Skip to main content

On View May 24 to August 25, 2024

The Modern Art Museum of Fort Worth presents Rebecca Manson: Barbecue, on view from May 24 to August 25, 2024. Organized by the Modern’s Assistant Curator Clare Milliken, this is the artist’s first solo museum exhibition. The immersive exhibition is displayed in the Modern’s elliptical gallery on the first floor.

Barbecue is a site-responsive installation that both distills and magnifies core elements central to Manson’s work. Comprised of thousands of individually crafted ceramic leaves, flowers, a barbecue grill, and assorted detritus that swell into piles, Barbecue allows for moments of self-reflection. The mounds, some standing over six feet high, are piled against the walls of the ellipse, creating a path inviting visitors to explore the space. Manson’s visual language derives from nature but elicits the complexities of human experience, evoking universal questions about life, mortality, anxiety, nostalgia, memory, and humanity’s connection to nature. The leaves not only relate to the cyclical nature of a person’s life, changing from one season to another, but also to the internal struggle to either collect and contain one’s emotions or release them.

Manson was born in 1989 in New York, where she currently lives and works. She received her BFA in ceramics from the Rhode Island School of Design in 2011. Her work has been featured in numerous shows across the country, including Perhaps the Truth (October 2023–March 2024) at Ballroom Marfa.

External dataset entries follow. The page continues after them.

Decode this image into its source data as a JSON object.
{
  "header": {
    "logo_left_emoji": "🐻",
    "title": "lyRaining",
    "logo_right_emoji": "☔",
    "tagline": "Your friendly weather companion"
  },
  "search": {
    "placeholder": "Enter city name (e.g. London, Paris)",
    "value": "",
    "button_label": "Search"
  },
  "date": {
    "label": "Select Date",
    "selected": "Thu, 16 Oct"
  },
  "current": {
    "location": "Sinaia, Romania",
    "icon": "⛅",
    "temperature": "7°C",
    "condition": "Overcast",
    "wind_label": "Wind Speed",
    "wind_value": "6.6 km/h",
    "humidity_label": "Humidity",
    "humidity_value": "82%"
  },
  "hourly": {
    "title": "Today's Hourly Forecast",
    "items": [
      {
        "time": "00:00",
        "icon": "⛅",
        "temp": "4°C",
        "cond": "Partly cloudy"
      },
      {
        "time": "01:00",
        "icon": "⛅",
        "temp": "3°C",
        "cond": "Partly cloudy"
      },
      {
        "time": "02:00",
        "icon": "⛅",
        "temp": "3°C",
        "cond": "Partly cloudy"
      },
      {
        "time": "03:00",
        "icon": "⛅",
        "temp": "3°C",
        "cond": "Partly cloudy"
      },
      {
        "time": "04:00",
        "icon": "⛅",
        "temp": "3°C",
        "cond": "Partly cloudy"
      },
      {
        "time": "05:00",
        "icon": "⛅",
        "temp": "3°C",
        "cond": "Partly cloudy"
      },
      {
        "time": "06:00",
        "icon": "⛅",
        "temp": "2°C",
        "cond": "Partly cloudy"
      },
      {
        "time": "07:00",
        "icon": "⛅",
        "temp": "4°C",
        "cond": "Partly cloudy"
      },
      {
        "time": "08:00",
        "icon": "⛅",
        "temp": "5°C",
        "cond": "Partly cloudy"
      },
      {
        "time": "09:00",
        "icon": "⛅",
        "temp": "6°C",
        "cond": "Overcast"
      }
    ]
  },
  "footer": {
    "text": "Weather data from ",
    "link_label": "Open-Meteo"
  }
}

About The Modern

The Modern Art Museum of Fort Worth is a leader in collecting, showing, and interpreting art from the 1940s to the present. Situated in the heart of the Cultural District, the creative center of the city, the Modern has been housed since 2002 in an elegant concrete, glass, and steel building designed by the renowned Japanese architect Tadao Ando. In addition to 53,000 square feet of soaring, light-filled gallery space and landscaped grounds with outdoor sculptures, the Museum features a reflecting pond, theater, education center, gift shop, and café, creating a thriving hub for our community and beyond.

Founded in 1892, the Modern is the oldest museum in Texas; however, our mission has changed over the years. Today, we strive to connect audiences of all ages and backgrounds with the most compelling art and ideas of our time. Showcasing the work of historically significant, mid-career, and emerging artists, the Modern is known for its evolving collection, which is international in scope. The Museum’s holdings include influential artists from Pablo Picasso, Philip Guston, Anselm Kiefer, Martin Puryear, and Agnes Martin to Mark Bradford, Teresita Fernández, Njideka Akunyili Crosby, and Kehinde Wiley. The Modern has a long history of close relationships with the living artists they show and collect, many of whom visit the museum regularly to give talks and lead workshops.

The Modern is a center of lifelong learning and exchange.Their programs include tours, lectures by leading figures in the art world, youth and adult classes, art camps, workshops, and a range of small-group studio and gallery programs led by the Museum’s educators, docents, and community artists. They also present critically acclaimed first-run films and partner with other local arts organizations to offer music, dance, and theater.

Museum Gallery Hours:
Tues.-Thurs./Sat.-Sun. 10 a.m.-5 p.m.
Fri. 10 a.m.-8 p.m.
Closed Mon. and holidays, including New Year’s Day, Juneteenth, Independence Day, Thanksgiving, Christmas Eve, and Christmas.

General Admission Prices (includes special exhibition):
Ages 18-59: $16
Seniors 60+, active/retired military, and first responders with ID: $12
Students with ID: $10
Under 18: free
Free admission Fri. Half-price Sun.

All Images: Rebecca Manson, Barbecue, 2024, Porcelain, glaze, steel, adhesives and glass. Dimensions variable. © Rebecca Manson. Courtesy of the Artist. Photographs by Evie Marie Bishop

Bailey Powell Aldrich

A seventh generation Texan, Aldrich returned home to her roots in 2022 to work alongside her father, Keith, and take over the family business of publishing Fort Worth Key Magazine.

Leave a Reply